*** GIVEN RECORDS ***

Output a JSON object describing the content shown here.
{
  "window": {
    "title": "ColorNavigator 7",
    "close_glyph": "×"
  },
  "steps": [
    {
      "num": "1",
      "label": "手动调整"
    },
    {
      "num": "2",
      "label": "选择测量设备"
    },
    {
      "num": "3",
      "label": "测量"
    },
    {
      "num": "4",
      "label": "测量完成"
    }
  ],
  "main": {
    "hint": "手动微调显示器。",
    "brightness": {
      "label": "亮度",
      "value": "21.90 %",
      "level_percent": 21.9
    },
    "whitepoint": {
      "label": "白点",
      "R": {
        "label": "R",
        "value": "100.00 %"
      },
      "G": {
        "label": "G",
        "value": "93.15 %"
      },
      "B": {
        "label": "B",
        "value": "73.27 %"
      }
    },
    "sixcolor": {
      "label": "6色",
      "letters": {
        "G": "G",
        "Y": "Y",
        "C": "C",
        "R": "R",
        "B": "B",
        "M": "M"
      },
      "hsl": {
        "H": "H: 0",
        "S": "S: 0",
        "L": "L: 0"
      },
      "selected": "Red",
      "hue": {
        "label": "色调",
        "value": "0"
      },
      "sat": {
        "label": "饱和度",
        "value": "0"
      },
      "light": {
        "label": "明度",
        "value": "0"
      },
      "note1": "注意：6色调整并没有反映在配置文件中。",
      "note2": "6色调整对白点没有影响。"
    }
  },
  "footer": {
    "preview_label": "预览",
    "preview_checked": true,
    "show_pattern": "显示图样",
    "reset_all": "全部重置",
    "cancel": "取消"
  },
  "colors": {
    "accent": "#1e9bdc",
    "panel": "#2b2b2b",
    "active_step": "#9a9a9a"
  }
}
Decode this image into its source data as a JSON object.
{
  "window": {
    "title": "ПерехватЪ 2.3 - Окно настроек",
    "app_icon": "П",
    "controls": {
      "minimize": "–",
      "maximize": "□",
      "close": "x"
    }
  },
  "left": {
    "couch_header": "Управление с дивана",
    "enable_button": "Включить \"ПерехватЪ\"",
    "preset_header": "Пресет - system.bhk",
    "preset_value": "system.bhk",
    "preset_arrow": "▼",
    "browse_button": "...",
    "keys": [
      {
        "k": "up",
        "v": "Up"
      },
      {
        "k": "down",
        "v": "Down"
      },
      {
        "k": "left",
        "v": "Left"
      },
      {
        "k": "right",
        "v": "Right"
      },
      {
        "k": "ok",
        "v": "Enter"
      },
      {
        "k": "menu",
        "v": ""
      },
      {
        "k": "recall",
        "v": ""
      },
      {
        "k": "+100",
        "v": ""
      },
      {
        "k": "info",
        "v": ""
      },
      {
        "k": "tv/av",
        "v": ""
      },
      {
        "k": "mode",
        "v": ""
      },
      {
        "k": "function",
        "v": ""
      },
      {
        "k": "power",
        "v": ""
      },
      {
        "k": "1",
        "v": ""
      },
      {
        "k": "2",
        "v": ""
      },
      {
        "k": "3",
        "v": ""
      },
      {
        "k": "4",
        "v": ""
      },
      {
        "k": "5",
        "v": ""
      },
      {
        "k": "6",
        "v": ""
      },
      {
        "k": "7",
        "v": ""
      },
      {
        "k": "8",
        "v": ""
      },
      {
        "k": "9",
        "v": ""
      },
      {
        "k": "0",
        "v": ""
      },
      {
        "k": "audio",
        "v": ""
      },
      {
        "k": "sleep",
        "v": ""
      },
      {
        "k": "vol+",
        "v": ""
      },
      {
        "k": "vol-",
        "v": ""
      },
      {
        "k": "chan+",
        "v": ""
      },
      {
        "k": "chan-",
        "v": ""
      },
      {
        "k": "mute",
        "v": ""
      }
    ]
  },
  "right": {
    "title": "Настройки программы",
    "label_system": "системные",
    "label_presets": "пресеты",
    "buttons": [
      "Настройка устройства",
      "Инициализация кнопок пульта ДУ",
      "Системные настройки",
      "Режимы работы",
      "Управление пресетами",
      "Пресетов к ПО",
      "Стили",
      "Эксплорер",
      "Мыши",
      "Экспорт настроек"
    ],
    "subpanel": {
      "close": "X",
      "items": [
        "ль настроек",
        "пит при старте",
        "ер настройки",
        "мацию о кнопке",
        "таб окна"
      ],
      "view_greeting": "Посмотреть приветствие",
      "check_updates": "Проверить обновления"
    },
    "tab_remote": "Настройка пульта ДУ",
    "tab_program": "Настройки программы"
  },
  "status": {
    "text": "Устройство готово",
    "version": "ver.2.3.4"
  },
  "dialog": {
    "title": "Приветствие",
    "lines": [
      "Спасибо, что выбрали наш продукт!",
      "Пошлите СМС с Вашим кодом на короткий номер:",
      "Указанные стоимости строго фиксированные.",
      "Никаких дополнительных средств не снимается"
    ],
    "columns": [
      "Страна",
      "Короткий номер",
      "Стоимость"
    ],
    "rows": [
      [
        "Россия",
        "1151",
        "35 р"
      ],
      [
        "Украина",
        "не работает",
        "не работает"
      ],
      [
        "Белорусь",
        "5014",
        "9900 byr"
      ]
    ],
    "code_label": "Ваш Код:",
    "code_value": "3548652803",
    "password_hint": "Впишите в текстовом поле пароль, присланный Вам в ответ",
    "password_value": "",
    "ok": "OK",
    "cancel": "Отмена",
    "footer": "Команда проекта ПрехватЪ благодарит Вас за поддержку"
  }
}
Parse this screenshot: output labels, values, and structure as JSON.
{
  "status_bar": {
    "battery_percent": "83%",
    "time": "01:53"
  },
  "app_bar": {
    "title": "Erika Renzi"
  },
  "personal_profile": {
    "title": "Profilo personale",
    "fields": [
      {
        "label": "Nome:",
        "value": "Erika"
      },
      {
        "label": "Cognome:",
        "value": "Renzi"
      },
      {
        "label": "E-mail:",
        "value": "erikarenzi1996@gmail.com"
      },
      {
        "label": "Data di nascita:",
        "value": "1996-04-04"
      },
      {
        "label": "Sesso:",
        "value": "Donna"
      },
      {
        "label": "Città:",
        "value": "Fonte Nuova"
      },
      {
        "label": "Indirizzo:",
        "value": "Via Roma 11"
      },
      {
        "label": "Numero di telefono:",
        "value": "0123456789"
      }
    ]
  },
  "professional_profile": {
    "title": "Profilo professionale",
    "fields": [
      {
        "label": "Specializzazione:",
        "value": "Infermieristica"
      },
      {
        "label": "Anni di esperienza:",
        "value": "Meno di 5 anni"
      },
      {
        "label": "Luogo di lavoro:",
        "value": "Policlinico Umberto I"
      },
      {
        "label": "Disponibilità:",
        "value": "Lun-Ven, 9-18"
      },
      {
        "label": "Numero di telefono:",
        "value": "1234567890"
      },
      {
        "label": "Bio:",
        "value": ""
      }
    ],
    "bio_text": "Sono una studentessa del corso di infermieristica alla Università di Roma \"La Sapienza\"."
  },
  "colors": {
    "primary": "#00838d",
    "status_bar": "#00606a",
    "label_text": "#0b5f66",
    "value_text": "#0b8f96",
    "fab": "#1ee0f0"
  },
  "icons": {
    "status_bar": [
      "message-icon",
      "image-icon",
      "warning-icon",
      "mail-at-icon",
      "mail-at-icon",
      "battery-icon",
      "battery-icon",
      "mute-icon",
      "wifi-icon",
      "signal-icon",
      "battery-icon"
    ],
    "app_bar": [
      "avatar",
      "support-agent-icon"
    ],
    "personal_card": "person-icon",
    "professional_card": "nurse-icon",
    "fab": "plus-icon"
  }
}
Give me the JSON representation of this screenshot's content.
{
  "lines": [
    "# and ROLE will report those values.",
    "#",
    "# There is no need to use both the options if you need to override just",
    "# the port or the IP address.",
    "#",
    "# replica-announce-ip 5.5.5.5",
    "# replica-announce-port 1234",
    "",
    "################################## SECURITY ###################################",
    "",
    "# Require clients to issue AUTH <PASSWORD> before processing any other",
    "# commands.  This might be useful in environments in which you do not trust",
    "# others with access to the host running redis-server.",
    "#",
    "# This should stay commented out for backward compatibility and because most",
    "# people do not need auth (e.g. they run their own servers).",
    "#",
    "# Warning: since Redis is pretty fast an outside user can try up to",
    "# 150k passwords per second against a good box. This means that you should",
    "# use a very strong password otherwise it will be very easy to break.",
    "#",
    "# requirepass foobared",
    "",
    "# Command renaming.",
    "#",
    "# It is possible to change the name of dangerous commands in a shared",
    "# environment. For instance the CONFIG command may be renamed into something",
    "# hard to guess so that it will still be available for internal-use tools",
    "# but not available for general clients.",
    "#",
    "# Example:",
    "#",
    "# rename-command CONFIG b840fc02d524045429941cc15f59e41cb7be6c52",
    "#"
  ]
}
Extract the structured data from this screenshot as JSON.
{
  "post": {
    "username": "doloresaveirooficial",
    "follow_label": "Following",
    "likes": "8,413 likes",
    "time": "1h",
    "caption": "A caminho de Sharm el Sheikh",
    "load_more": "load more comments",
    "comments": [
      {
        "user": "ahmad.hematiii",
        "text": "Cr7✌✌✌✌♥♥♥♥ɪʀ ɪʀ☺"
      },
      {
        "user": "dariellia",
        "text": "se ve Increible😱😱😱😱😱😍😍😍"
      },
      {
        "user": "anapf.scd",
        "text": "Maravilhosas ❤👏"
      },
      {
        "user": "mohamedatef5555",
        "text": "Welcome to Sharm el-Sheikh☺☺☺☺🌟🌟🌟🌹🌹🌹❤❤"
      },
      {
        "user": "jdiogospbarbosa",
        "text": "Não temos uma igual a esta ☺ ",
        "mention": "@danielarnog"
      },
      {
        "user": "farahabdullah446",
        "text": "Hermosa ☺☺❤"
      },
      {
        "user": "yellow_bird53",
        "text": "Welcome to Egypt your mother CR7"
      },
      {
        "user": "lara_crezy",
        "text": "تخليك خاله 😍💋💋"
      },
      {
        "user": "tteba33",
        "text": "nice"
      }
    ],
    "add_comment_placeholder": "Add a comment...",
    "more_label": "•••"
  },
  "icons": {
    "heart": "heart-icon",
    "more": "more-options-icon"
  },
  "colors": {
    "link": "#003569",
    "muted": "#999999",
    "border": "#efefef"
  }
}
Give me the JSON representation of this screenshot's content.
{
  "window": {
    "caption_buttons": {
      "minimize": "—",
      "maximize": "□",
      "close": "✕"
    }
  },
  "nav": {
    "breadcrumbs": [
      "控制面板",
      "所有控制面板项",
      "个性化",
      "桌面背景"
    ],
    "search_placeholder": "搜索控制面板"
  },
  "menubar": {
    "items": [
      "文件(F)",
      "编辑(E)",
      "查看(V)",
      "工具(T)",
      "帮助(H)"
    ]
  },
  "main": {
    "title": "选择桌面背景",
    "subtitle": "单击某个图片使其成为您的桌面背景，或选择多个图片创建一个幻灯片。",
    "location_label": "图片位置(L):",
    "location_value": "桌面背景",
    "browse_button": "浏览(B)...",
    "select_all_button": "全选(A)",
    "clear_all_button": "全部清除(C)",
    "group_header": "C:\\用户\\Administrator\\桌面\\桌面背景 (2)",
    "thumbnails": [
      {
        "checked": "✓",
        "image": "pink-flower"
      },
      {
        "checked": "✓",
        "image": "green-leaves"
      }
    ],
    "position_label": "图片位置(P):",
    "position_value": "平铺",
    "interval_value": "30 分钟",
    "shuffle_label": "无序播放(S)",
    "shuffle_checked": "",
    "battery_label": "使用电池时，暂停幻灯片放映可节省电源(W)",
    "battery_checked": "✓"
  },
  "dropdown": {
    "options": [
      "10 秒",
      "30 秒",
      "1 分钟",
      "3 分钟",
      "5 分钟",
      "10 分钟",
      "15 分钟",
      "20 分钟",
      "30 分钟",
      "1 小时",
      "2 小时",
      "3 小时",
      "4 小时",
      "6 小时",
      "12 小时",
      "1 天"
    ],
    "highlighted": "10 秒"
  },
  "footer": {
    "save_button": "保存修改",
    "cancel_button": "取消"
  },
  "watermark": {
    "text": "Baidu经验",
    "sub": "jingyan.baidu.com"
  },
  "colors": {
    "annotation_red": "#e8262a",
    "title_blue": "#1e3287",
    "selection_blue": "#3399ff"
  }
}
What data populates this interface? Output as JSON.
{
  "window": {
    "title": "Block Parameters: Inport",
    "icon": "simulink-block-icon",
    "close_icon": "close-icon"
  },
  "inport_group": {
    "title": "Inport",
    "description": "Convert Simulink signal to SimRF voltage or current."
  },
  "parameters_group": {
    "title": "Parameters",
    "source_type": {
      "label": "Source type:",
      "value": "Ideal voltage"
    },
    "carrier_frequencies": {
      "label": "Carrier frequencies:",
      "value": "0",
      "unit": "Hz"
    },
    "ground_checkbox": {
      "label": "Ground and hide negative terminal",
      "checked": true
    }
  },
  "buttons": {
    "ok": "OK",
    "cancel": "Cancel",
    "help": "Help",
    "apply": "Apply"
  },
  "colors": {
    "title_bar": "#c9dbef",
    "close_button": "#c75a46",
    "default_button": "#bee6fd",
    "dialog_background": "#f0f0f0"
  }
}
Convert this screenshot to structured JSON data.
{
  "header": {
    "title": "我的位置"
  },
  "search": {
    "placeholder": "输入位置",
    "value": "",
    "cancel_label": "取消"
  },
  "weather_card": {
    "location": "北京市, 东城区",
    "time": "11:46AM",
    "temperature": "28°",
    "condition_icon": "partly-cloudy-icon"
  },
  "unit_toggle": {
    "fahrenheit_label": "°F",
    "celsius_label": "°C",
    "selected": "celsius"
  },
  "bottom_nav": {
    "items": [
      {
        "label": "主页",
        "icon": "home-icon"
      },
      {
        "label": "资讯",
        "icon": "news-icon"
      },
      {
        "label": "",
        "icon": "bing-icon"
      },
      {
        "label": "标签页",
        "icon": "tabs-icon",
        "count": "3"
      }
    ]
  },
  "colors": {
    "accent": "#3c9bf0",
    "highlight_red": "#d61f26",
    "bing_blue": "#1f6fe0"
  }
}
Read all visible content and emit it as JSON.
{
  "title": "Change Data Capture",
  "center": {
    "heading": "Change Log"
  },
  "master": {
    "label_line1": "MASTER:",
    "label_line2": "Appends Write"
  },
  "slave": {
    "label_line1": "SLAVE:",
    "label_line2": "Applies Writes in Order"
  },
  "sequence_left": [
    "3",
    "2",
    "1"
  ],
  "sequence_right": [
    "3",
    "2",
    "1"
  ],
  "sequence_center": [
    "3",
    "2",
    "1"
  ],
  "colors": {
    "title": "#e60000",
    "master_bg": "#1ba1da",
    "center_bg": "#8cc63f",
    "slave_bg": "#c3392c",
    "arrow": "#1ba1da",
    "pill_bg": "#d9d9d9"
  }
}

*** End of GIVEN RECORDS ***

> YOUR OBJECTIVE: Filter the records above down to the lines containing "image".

> RESULT:
Decode this image into its source data as a JSON object.
      "image-icon",
        "image": "pink-flower"
        "image": "green-leaves"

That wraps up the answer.